With regard to the member states being dominated, the Eurozone crisis was crucial, because it revealed that the EU was not able to tackle such challenges in a democratic manner. The lack of solidarity during the crisis prompted the establishment of new treaties outside the Union’s constitutional structure, the Lisbon Treaty. Differentiated arrangements, previously considered to be temporary exemptions, have become a defining trait of the system.
– Many parts of EU legislation began outside of the treaties, such as the Schengen agreement, but most of it gradually found its way into the common framework. As long as the end goal was to integrate further, this was less of a problem. However, it has become increasingly clear that many of these arrangements are permanent, and this creates a more segmented Europe, Eriksen says.
Eriksen highlights the treatment of Greece during and after the crisis as a case in point. Through financial assistance programmes, heads of government have agreed upon a series of financial, economic and social policies that affect the freedom and wellbeing of many Europeans. According to the Lisbon Treaty, however, such issues belong to the remit of the member states.
The handling of the crisis laid bare the EU’s structural flaws, but its aftermath also increased differentiation. New structures have their own intergovernmental decision-making bodies that are not subject to public or parliamentary control. Examples of this are the European Stability Mechanism (ESM) and the Fiscal Compact. Moreover, the Eurogroup, which is the regular meetings of the finance ministers of the euro countries, has become the main venue for informal decision-making. The Eurozone crisis may thus have put an end to the idea of an ever-closer union.
Who will solve the EU’s problems?
Many of the present difficulties originate in collective action problems, which in turn create new problems. When member states are unable to solve problems and reach agreements through collective decision-making, ‘coalitions of the willing’ often take action outside of the common framework. Countries that decide to opt out of new agreements may nevertheless often be affected by EU rules and decisions.
If the Union wants to solve the problem of dominance, it needs democratisation and more integration:
– The EU is in need of a new convention, bringing a range of contracts and practices under the common framework. This should also include a process creating a clearer division of labour between the different levels of government. These questions would be easier to answer under a federal model.
Moreover, Eriksen argues that analysts need to come to grips with the idea that patterns of differentiated integration and differentiated disintegration could operate simultaneously. Broadly, he believes Europe’s future will follow one of two possible paths. The pessimistic alternative involves a return to a 'Europe of states', where the relative strength of each state will determine outcomes.
– The other alternative is that member states come together and find common solutions, led by bold leaders willing to make sacrifices for the common European good. There are some signs pointing in this direction at the moment, but on the other hand, populist forces are strong. However, Brexit actually seems to contribute to increasing support for the EU in Europe.

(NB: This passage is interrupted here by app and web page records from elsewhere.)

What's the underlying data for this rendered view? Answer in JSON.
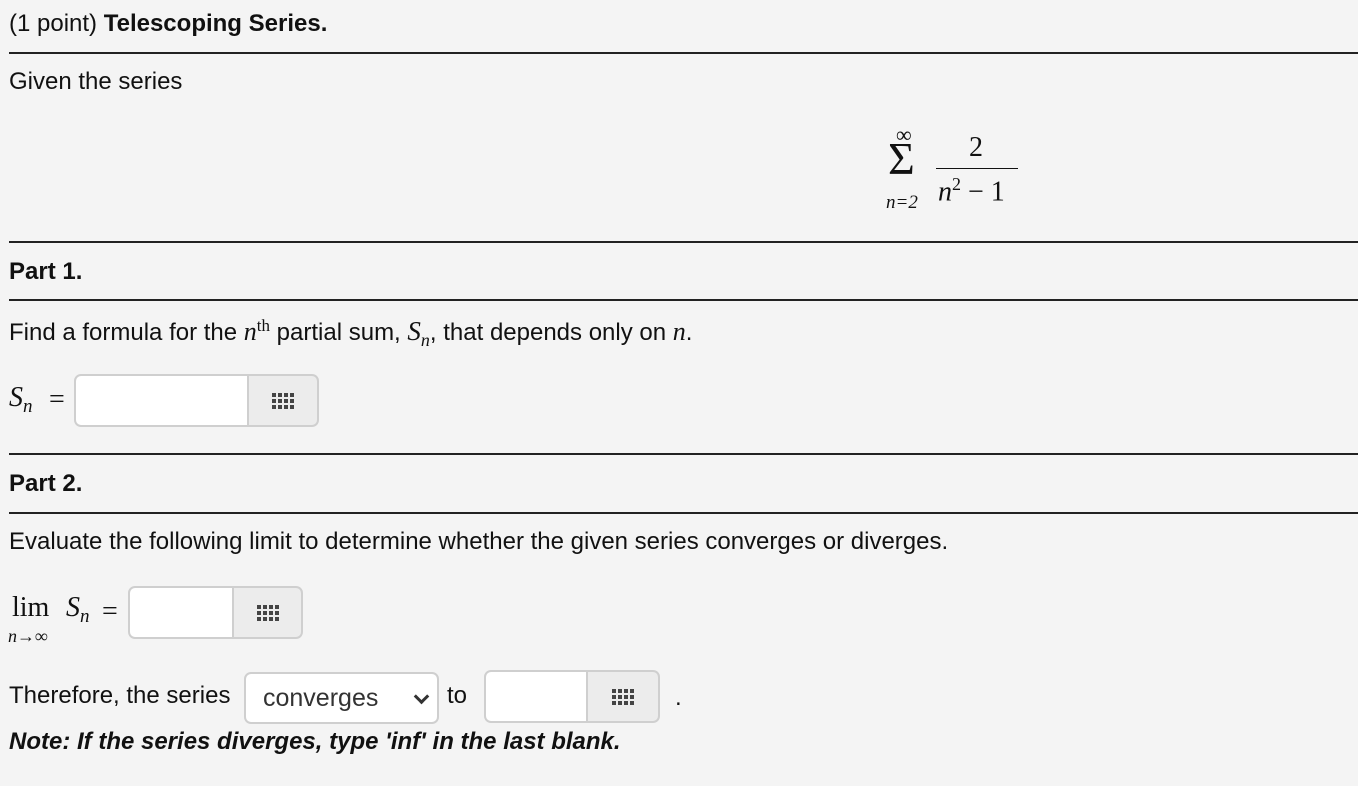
{
  "header": {
    "points": "(1 point)",
    "title": "Telescoping Series."
  },
  "intro": {
    "text": "Given the series"
  },
  "series_formula": {
    "sum_upper": "∞",
    "sum_symbol": "Σ",
    "sum_lower": "n=2",
    "numerator": "2",
    "denominator_base": "n",
    "denominator_exp": "2",
    "denominator_rest": " − 1"
  },
  "part1": {
    "heading": "Part 1.",
    "prompt_a": "Find a formula for the ",
    "prompt_n": "n",
    "prompt_th": "th",
    "prompt_b": " partial sum, ",
    "prompt_S": "S",
    "prompt_Ssub": "n",
    "prompt_c": ", that depends only on ",
    "prompt_var": "n",
    "prompt_end": ".",
    "label_S": "S",
    "label_sub": "n",
    "equals": "=",
    "answer_value": ""
  },
  "part2": {
    "heading": "Part 2.",
    "prompt": "Evaluate the following limit to determine whether the given series converges or diverges.",
    "lim_word": "lim",
    "lim_sub": "n→∞",
    "lim_S": "S",
    "lim_Ssub": "n",
    "equals": "=",
    "limit_value": "",
    "therefore_text": "Therefore, the series",
    "select_value": "converges",
    "to_text": "to",
    "final_value": "",
    "period": ".",
    "note": "Note: If the series diverges, type 'inf' in the last blank."
  },
  "icons": {
    "palette": "equation-palette-icon",
    "dropdown": "chevron-down-icon"
  }
}
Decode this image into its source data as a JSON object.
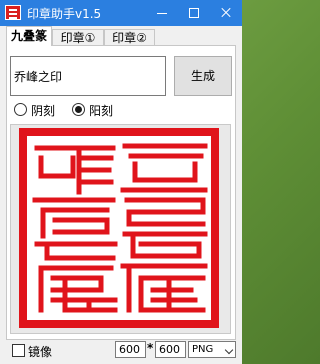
{
  "app": {
    "title": "印章助手v1.5"
  },
  "tabs": [
    {
      "label": "九叠篆",
      "active": true
    },
    {
      "label": "印章①",
      "active": false
    },
    {
      "label": "印章②",
      "active": false
    }
  ],
  "input": {
    "value": "乔峰之印"
  },
  "generate_button": {
    "label": "生成"
  },
  "carve_options": [
    {
      "label": "阴刻",
      "selected": false
    },
    {
      "label": "阳刻",
      "selected": true
    }
  ],
  "seal": {
    "color": "#e0141b"
  },
  "mirror": {
    "label": "镜像",
    "checked": false
  },
  "size": {
    "width": "600",
    "separator": "*",
    "height": "600"
  },
  "format": {
    "value": "PNG"
  },
  "colors": {
    "titlebar": "#2b7fe0",
    "seal_red": "#e0141b"
  }
}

Whatever happens, it is essential to reform the decision-making structures of the EU and restore democratic legitimacy. For this to happen, the European Parliament must be granted more powers, Eriksen argues.
– The European Parliament and the Council of the European Union should be strengthened and function as a bicameral system, not unlike the US Congress. On the other hand, the European Council should be less influential. This would amount to a reform making the EU more democratic, Eriksen concludes.